This would put the market on course for more than £200bn of product transfer refinancing this year, far higher than previous estimates of between £100bn and £140bn.
The UK Finance data showed 390,200 homeowners switched product with their existing provider between January and March.
Perhaps unexpectedly, the majority of the market is through advised channels in both customer numbers and value of transactions – this includes independent mortgage brokers and lenders’ in-house telephone and branch advice.
Of the total number of product transfers, 203,200 worth £29.5bn were conducted on an advised basis, with 187,000 worth £24.2bn completed through execution only.
FCA ignoring large segment
Association of Mortgage Intermediaries chief executive Robert Sinclair, who has been calling for the figures to be published, welcomed the release and was surprised at the size of the market.
He also said the data made it more disappointing that the Financial Conduct Authority (FCA) had not reviewed this part of the sector within its mortgages market study.
“Since purchase and remortgage business was about £61bn it’s clear product transfers are a significant part of the market,” he said.
“It’s undoubtedly larger than was expected and interesting because the volume data that came out of the FCA’s market study didn’t indicate it was going to be that large.
“It does throw in to challenge the work that the market study has done in that this is such a large part of the market to be ignored,” he added.

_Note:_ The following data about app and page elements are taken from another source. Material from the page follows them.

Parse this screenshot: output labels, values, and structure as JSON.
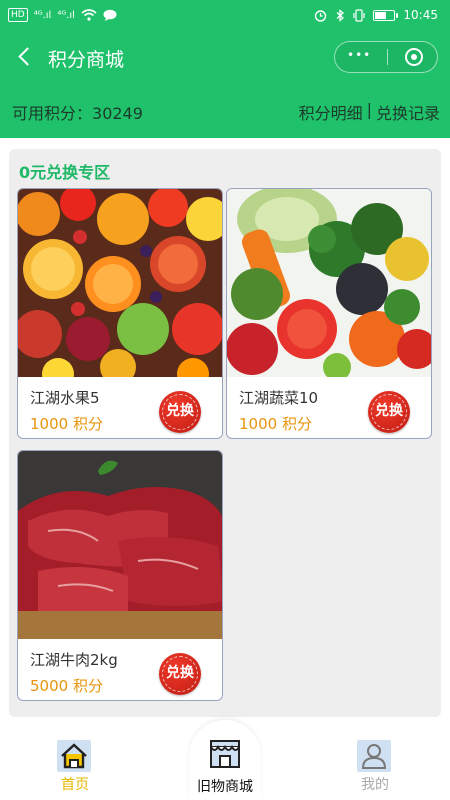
{
  "status_bar": {
    "hd": "HD",
    "sig1": "⁴ᴳ.ıl",
    "sig2": "⁴ᴳ.ıl",
    "time": "10:45",
    "icons": [
      "alarm-icon",
      "bluetooth-icon",
      "vibrate-icon",
      "battery-icon",
      "wifi-icon",
      "message-icon"
    ]
  },
  "nav": {
    "title": "积分商城",
    "back_icon": "chevron-left-icon",
    "more_icon": "more-dots-icon",
    "close_icon": "target-close-icon"
  },
  "points": {
    "label": "可用积分：",
    "value": "30249",
    "detail_link": "积分明细",
    "divider": "|",
    "history_link": "兑换记录"
  },
  "zone": {
    "title": "0元兑换专区"
  },
  "products": [
    {
      "name": "江湖水果5",
      "points": "1000",
      "unit": "积分",
      "redeem_label": "兑换",
      "image": "fruit-photo"
    },
    {
      "name": "江湖蔬菜10",
      "points": "1000",
      "unit": "积分",
      "redeem_label": "兑换",
      "image": "vegetable-photo"
    },
    {
      "name": "江湖牛肉2kg",
      "points": "5000",
      "unit": "积分",
      "redeem_label": "兑换",
      "image": "beef-photo"
    }
  ],
  "tabbar": {
    "tabs": [
      {
        "label": "首页",
        "icon": "home-icon",
        "color": "#e6b800"
      },
      {
        "label": "旧物商城",
        "icon": "shop-icon",
        "color": "#111111"
      },
      {
        "label": "我的",
        "icon": "user-icon",
        "color": "#aaaaaa"
      }
    ]
  },
  "colors": {
    "brand_green": "#1fc26b",
    "price_orange": "#e8940c",
    "redeem_red": "#d4241a"
  }
}
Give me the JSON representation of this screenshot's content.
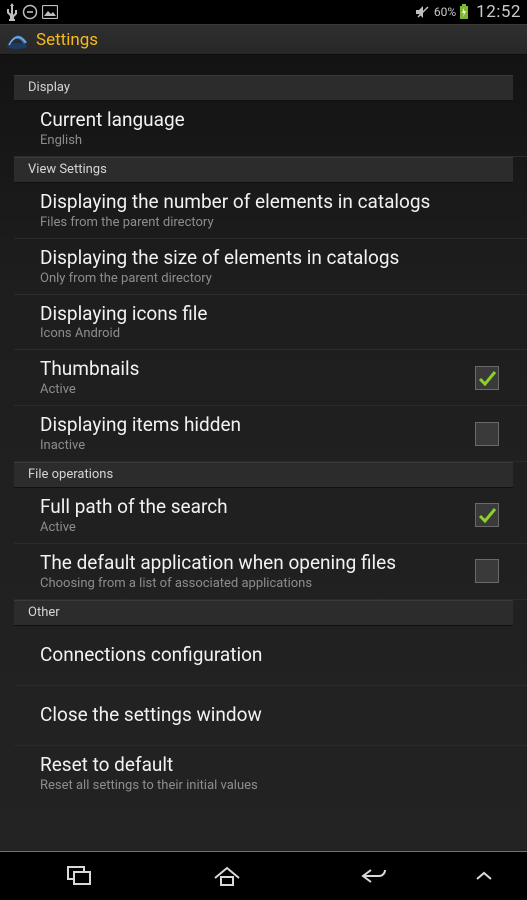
{
  "statusbar": {
    "battery_pct": "60%",
    "time": "12:52"
  },
  "titlebar": {
    "title": "Settings"
  },
  "sections": {
    "display": {
      "header": "Display"
    },
    "view": {
      "header": "View Settings"
    },
    "fileops": {
      "header": "File operations"
    },
    "other": {
      "header": "Other"
    }
  },
  "items": {
    "lang": {
      "title": "Current language",
      "sub": "English"
    },
    "num_elems": {
      "title": "Displaying the number of elements in catalogs",
      "sub": "Files from the parent directory"
    },
    "size_elems": {
      "title": "Displaying the size of elements in catalogs",
      "sub": "Only from the parent directory"
    },
    "icons_file": {
      "title": "Displaying icons file",
      "sub": "Icons Android"
    },
    "thumbnails": {
      "title": "Thumbnails",
      "sub": "Active",
      "checked": true
    },
    "hidden": {
      "title": "Displaying items hidden",
      "sub": "Inactive",
      "checked": false
    },
    "fullpath": {
      "title": "Full path of the search",
      "sub": "Active",
      "checked": true
    },
    "defaultapp": {
      "title": "The default application when opening files",
      "sub": "Choosing from a list of associated applications",
      "checked": false
    },
    "connections": {
      "title": "Connections configuration"
    },
    "close": {
      "title": "Close the settings window"
    },
    "reset": {
      "title": "Reset to default",
      "sub": "Reset all settings to their initial values"
    }
  }
}
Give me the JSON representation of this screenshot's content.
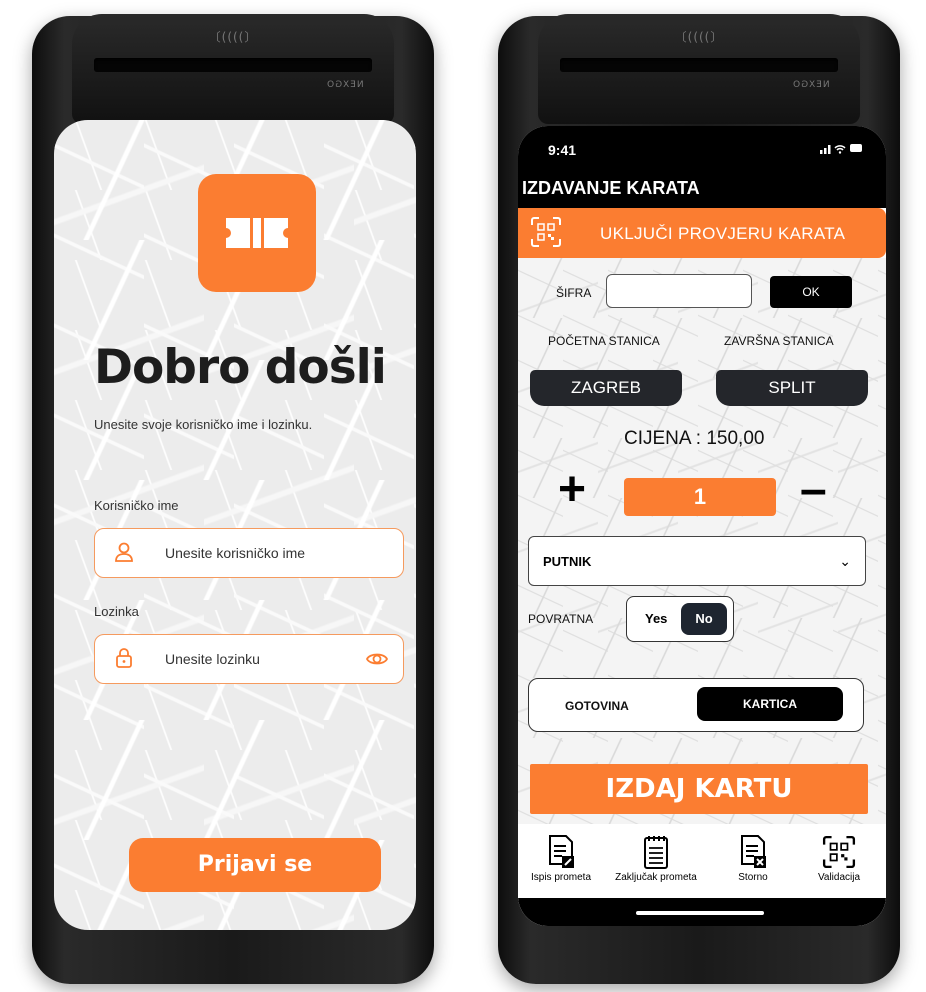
{
  "left_screen": {
    "welcome_title": "Dobro došli",
    "subtitle": "Unesite svoje korisničko ime i lozinku.",
    "username_label": "Korisničko ime",
    "username_placeholder": "Unesite korisničko ime",
    "password_label": "Lozinka",
    "password_placeholder": "Unesite lozinku",
    "login_button": "Prijavi se"
  },
  "right_screen": {
    "status_time": "9:41",
    "app_title": "IZDAVANJE KARATA",
    "banner_label": "UKLJUČI PROVJERU KARATA",
    "code_label": "ŠIFRA",
    "code_value": "",
    "ok_button": "OK",
    "start_station_label": "POČETNA STANICA",
    "end_station_label": "ZAVRŠNA STANICA",
    "start_station": "ZAGREB",
    "end_station": "SPLIT",
    "price": "CIJENA : 150,00",
    "quantity": "1",
    "plus": "+",
    "minus": "–",
    "passenger_type": "PUTNIK",
    "return_label": "POVRATNA",
    "return_yes": "Yes",
    "return_no": "No",
    "pay_cash": "GOTOVINA",
    "pay_card": "KARTICA",
    "issue_button": "IZDAJ KARTU",
    "nav": [
      {
        "label": "Ispis prometa",
        "icon": "receipt-edit-icon"
      },
      {
        "label": "Zaključak prometa",
        "icon": "notepad-icon"
      },
      {
        "label": "Storno",
        "icon": "receipt-cancel-icon"
      },
      {
        "label": "Validacija",
        "icon": "qr-scan-icon"
      }
    ]
  },
  "colors": {
    "accent": "#fb7d31",
    "dark": "#000000",
    "station_button": "#24262b"
  }
}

However, Sinclair was pleased at the split showing the majority of the work was done through advised channels.
“I think that will surprise people and it is better news than most would have expected as they probably thought product transfers were mostly done on an execution only basis,” he said.
“Of course, it will still leave about £80bn of mortgages per year being completed on an execution only basis where consumers have less protection.”
The data is for residential transactions only, so does not include buy-to-let mortgages, and it has not been included in any other previously published data, including by the Bank of England or FCA. UK Finance said it plans to continue publishing the data on a quarterly basis
UK Finance director of mortgages Jackie Bennett said the figures echoed the FCA’s findings in its interim mortgages market study that customer engagement is high and the majority of mortgage customers switched to a new deal shortly after their previous deal expires.
“Our data also supports the FCA’s observation that most borrowers choose to remain with their current lender when they switch product,” she said.
“It’s a positive outcome for consumers that they can make these transactions in a wide variety of ways to suit their needs. Borrowers who know exactly the product they want can elect to switch quickly and efficiently through the execution-only route.
“But, for those who require help in choosing the right product, mortgage advice is widely available through both direct channels and from intermediaries, with more than half of borrowers taking advice for their new deal,” she added.
The trade body said it had recognised the FCA’s points regarding perceived areas of weaknesses within the market, particularly around customers who currently may be unable to switch products, and that it would be working through the FCA’s recommendations.